Ultimately, no one can say for sure whether or not cannabis really does attenuate menopause symptoms, as the research simply isn’t there. One small study conducted earlier this year found that menopausal women undergoing traditional cannabis-based therapies in Thailand experienced a reduction in pain, insomnia, and hot flashes[iii], yet very few other studies exist.

For now, though, it seems that an increasing number of women are taking matters into their own hands and self-treating with cannabis – with an impressive degree of success.



[iii] Sinwat S, Homa P, Puensaard R, Uacharoen K, Chantachon S, Kenaphoom S. Preliminary Outcomes and Safety of Menopausal Symptoms Treatment using Cannabis-containing Suksaiyat Formulation based on Thai Traditional Medicine Wisdom. Annals of the Romanian Society for Cell Biology. 2021 Apr 2:7571-81. –

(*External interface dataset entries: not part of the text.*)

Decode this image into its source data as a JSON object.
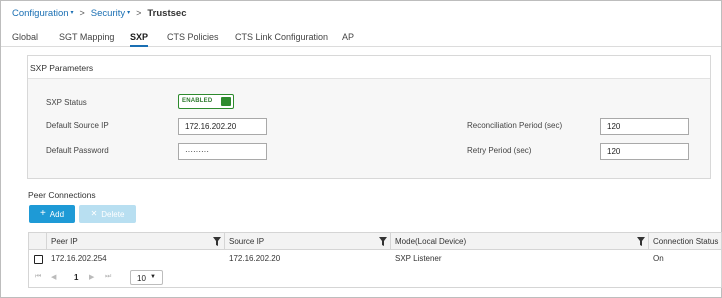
{
  "breadcrumb": {
    "items": [
      {
        "label": "Configuration"
      },
      {
        "label": "Security"
      }
    ],
    "current": "Trustsec",
    "separator": ">",
    "caret": "▾"
  },
  "tabs": [
    {
      "label": "Global",
      "active": false
    },
    {
      "label": "SGT Mapping",
      "active": false
    },
    {
      "label": "SXP",
      "active": true
    },
    {
      "label": "CTS Policies",
      "active": false
    },
    {
      "label": "CTS Link Configuration",
      "active": false
    },
    {
      "label": "AP",
      "active": false
    }
  ],
  "sxp_parameters": {
    "title": "SXP Parameters",
    "status_label": "SXP Status",
    "status_value": "ENABLED",
    "default_source_ip_label": "Default Source IP",
    "default_source_ip_value": "172.16.202.20",
    "default_password_label": "Default Password",
    "default_password_value": "·········",
    "reconciliation_label": "Reconciliation Period (sec)",
    "reconciliation_value": "120",
    "retry_label": "Retry Period (sec)",
    "retry_value": "120"
  },
  "peer_connections": {
    "title": "Peer Connections",
    "add_label": "Add",
    "delete_label": "Delete",
    "add_icon": "+",
    "delete_icon": "✕",
    "columns": [
      "Peer IP",
      "Source IP",
      "Mode(Local Device)",
      "Connection Status"
    ],
    "rows": [
      {
        "peer_ip": "172.16.202.254",
        "source_ip": "172.16.202.20",
        "mode": "SXP Listener",
        "status": "On"
      }
    ],
    "pager": {
      "first": "⏮",
      "prev": "◀",
      "page": "1",
      "next": "▶",
      "last": "⏭",
      "page_size": "10",
      "page_size_caret": "▼"
    }
  },
  "colors": {
    "link": "#1a6fb3",
    "enabled_green": "#2e8b2e",
    "add_button": "#1e9ad6",
    "delete_button_disabled": "#b8dff1"
  }
}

Cultivation information, and media is given for those of our clients who live in countries where cannabis cultivation is decriminalised or legal, or to those that operate within a licensed model. We encourage all readers to be aware of their local laws and to ensure they do not break them.

This post is also available in: French

Ben Taub